◆ **Problem requirements**: Give back every line of the data below exactly.

[Data entries]
********************
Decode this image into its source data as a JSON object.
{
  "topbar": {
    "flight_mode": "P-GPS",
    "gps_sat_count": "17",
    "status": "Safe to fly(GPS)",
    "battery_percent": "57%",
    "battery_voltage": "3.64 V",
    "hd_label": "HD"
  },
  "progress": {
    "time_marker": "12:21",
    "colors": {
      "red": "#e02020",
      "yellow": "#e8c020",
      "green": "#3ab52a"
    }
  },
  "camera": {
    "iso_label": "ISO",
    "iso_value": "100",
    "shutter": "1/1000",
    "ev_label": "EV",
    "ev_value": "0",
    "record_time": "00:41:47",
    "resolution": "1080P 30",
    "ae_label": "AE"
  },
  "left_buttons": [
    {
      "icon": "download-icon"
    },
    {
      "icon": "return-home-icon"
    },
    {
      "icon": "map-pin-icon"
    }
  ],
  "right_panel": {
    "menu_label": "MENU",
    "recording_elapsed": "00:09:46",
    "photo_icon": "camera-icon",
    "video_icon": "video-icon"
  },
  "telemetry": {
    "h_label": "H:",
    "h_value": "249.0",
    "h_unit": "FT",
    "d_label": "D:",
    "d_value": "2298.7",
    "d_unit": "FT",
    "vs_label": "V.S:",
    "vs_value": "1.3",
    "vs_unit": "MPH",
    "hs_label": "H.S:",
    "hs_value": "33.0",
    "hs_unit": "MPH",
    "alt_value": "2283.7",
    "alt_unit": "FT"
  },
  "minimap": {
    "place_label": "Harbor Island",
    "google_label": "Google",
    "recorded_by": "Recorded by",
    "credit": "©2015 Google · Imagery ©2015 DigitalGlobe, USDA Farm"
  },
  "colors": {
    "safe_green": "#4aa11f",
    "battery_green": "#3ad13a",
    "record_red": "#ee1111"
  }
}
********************
◆ **Expected output**:
Decode this image into its source data as a JSON object.
{
  "topbar": {
    "flight_mode": "P-GPS",
    "gps_sat_count": "17",
    "status": "Safe to fly(GPS)",
    "battery_percent": "57%",
    "battery_voltage": "3.64 V",
    "hd_label": "HD"
  },
  "progress": {
    "time_marker": "12:21",
    "colors": {
      "red": "#e02020",
      "yellow": "#e8c020",
      "green": "#3ab52a"
    }
  },
  "camera": {
    "iso_label": "ISO",
    "iso_value": "100",
    "shutter": "1/1000",
    "ev_label": "EV",
    "ev_value": "0",
    "record_time": "00:41:47",
    "resolution": "1080P 30",
    "ae_label": "AE"
  },
  "left_buttons": [
    {
      "icon": "download-icon"
    },
    {
      "icon": "return-home-icon"
    },
    {
      "icon": "map-pin-icon"
    }
  ],
  "right_panel": {
    "menu_label": "MENU",
    "recording_elapsed": "00:09:46",
    "photo_icon": "camera-icon",
    "video_icon": "video-icon"
  },
  "telemetry": {
    "h_label": "H:",
    "h_value": "249.0",
    "h_unit": "FT",
    "d_label": "D:",
    "d_value": "2298.7",
    "d_unit": "FT",
    "vs_label": "V.S:",
    "vs_value": "1.3",
    "vs_unit": "MPH",
    "hs_label": "H.S:",
    "hs_value": "33.0",
    "hs_unit": "MPH",
    "alt_value": "2283.7",
    "alt_unit": "FT"
  },
  "minimap": {
    "place_label": "Harbor Island",
    "google_label": "Google",
    "recorded_by": "Recorded by",
    "credit": "©2015 Google · Imagery ©2015 DigitalGlobe, USDA Farm"
  },
  "colors": {
    "safe_green": "#4aa11f",
    "battery_green": "#3ad13a",
    "record_red": "#ee1111"
  }
}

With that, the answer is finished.